“Two Donauschwaben Sisters” or “How we understand each other”

by Dragan Gegenbauer

Edited by Rose Vetter

There is a saying that describes what kind of human beings we are: "Those who are not hungry cannot believe that others are hungry."  In this respect, this is the story of my grandmother.  Maria Wolf was born in Ruma in 1911.  She married my grandfather Wilhelm Gegenbauer and they lived in Petrovaradin (Peterwardein).  In 1944 Maria’s parents, three sisters and brother fled from Ruma, but Maria remained in Petrovaradin with her husband and their four children.  However, the whole family was forced out of their home and interned in the Petrovaradin fortress.  Maria and the children were released after a few months, but her husband had to stay and was later moved to another camp at Pozarevac, which he survived, but with lasting effects.  But despite the difficult times they had endured, my grandparents did not want to leave their home.

Many years later

In the years 1992-1993 there was a terrible crisis in Serbia, the former Yugoslavia.  Inflation was rampant and people were literally starving.  Shops were empty; there were no medicinal drugs, no electricity and no money.  These were the conditions my grandmother Maria had to struggle with Her younger sister Helen in Germany felt that she should help.  She sent parcels to Maria containing slippers and dust cloths, sometimes underwear.  Unfortunately the customs fees my grandmother had to pay for each package were higher than the value of the contents.  Often she complained to me, "I really love my sister and I am glad that she’s thinking of me in difficult times, but how can I explain to her that this is not necessary?  The packages are not worth the trouble of going to the post office.”  At that time Maria was already an old woman, and it was difficult for her to make the trip to the post office.

Although Maria was grateful to her sister for her efforts and willingness to help, she did not know how to explain to her that she did not want her to send any more parcels.  Not wanting to offend Helen, she finally assured her she was doing well.

Many years earlier . . .

It was in 1968.  For the first time since the end of World War II, Helen came to Yugoslavia to visit Maria, who by then was a widow living a modest life on her husband’s pension in Petrovaradin.  She had a dog by the name of Benny, a mutt not requiring too much care, in the avlijer* (yard).  Helen was touched by how skinny Benny was and bought wiener sausages for him every day.

Helen complimented Maria for keeping her figure slim and fit, to which Maria wryly nodded “yes”.  Little did Helen realize that Maria’s slim figure was not due to her efforts to be fashionable, but rather because of a lack of money to buy enough food.  In that sense, both Maria and Benny, the dog, shared the same fate, namely the fact that they were both hungry and malnourished.

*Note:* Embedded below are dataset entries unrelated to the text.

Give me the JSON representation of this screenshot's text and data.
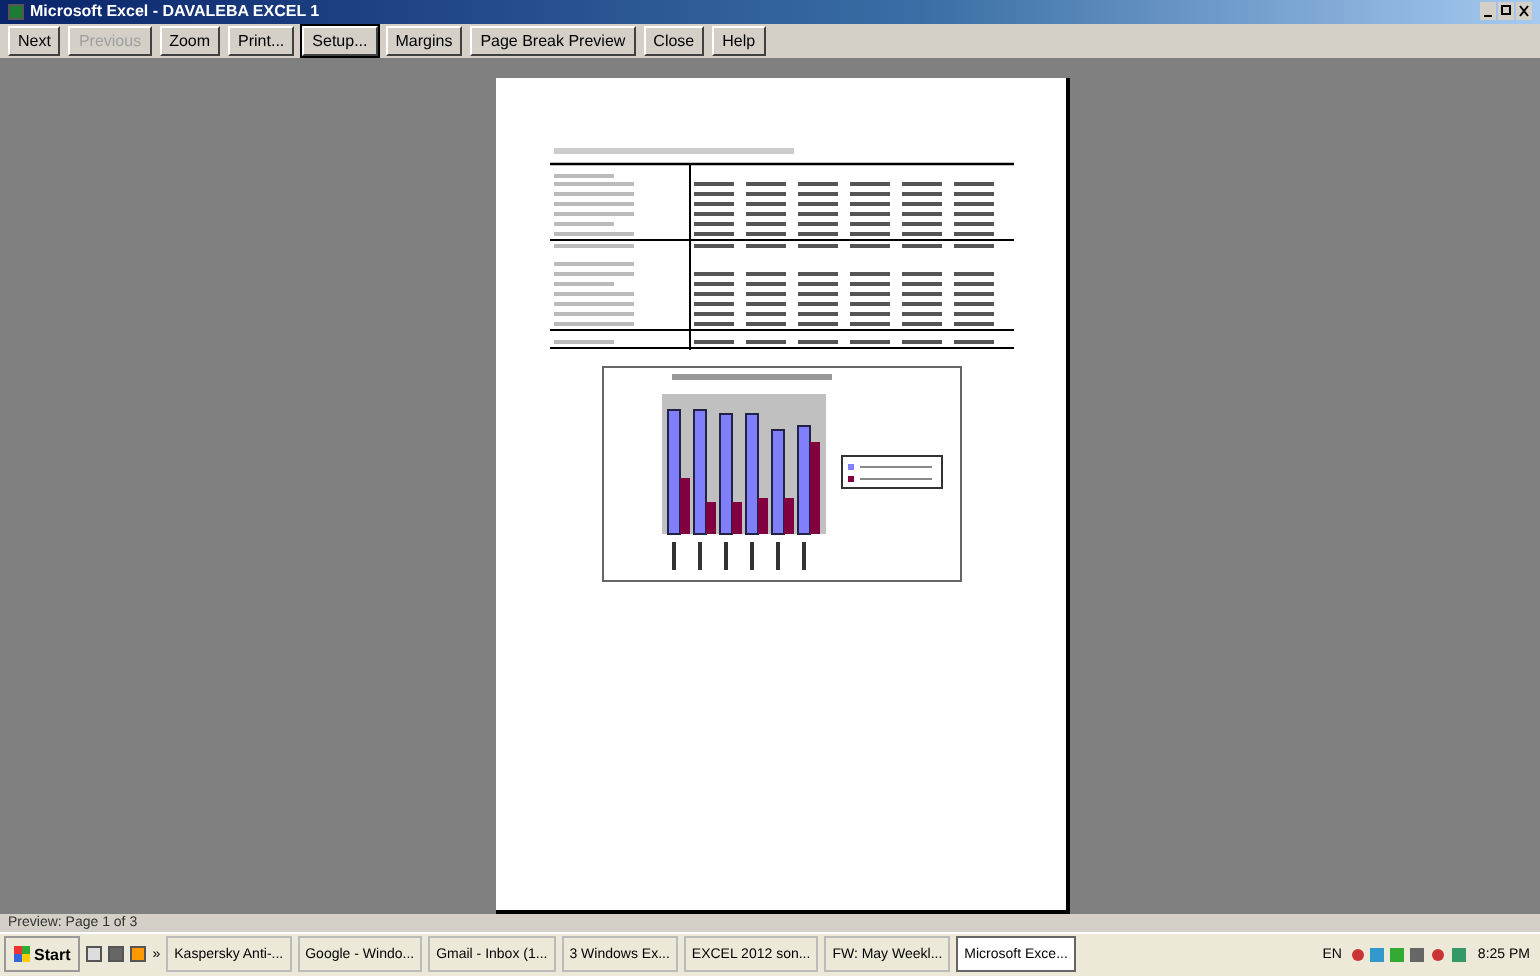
{
  "window": {
    "title": "Microsoft Excel - DAVALEBA EXCEL 1"
  },
  "toolbar": [
    {
      "label": "Next",
      "disabled": false,
      "focused": false
    },
    {
      "label": "Previous",
      "disabled": true,
      "focused": false
    },
    {
      "label": "Zoom",
      "disabled": false,
      "focused": false
    },
    {
      "label": "Print...",
      "disabled": false,
      "focused": false
    },
    {
      "label": "Setup...",
      "disabled": false,
      "focused": true
    },
    {
      "label": "Margins",
      "disabled": false,
      "focused": false
    },
    {
      "label": "Page Break Preview",
      "disabled": false,
      "focused": false
    },
    {
      "label": "Close",
      "disabled": false,
      "focused": false
    },
    {
      "label": "Help",
      "disabled": false,
      "focused": false
    }
  ],
  "status_bar": "Preview: Page 1 of 3",
  "taskbar": {
    "start": "Start",
    "more": "»",
    "tasks": [
      {
        "label": "Kaspersky Anti-...",
        "selected": false
      },
      {
        "label": "Google - Windo...",
        "selected": false
      },
      {
        "label": "Gmail - Inbox (1...",
        "selected": false
      },
      {
        "label": "3 Windows Ex...",
        "selected": false
      },
      {
        "label": "EXCEL 2012 son...",
        "selected": false
      },
      {
        "label": "FW: May Weekl...",
        "selected": false
      },
      {
        "label": "Microsoft Exce...",
        "selected": true
      }
    ],
    "language": "EN",
    "clock": "8:25 PM"
  }
}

Unfortunately Benny ended up at the vet, as his stomach could not digest the extra amount of food And Maria ended up with a headache, as Helen, in her eagerness to "help”, had pressured her sister to go to the hairdresser in order to improve her appearance.  Maria was not used to the combination of wet hair, chemicals and sitting under the hair dryer.

My grandmother died in 1994 on a cold October day.  Due to power shortages, the streets in Petrovaradin were in total darkness.  While returning home, wearing a black coat, she crossed the road and was struck by a car whose driver did not see her.

Maria was never able to explain to Helen how she felt.  Rather than complain about her hard life, she accepted her fate.  And Helen never fully realized the difficult circumstances her sister had to struggle with - that when you are hungry, the last thing you need is a dust cloth, a trip to the hairdresser or a wiener for your dog.  But in her unconditional love for her sister, Maria understood and forgave Helen for failing to appreciate the hard life she had to endure.

Helen is still living in Germany.  And I still use the cleaning cloths she sent.  German quality.

*Avliya is a Turkish word for yard

Dragan Gegenbauer,

Novi Sad, April 2011

[Published at DVHH.org 12 Sep 2011]

 

DVHH.org © 2003-2012 Donauschwaben Villages Helping Hands, a Nonprofit Corporation
Last Updated: 02 Apr 2012
Keeping the Danube Swabian legacy alive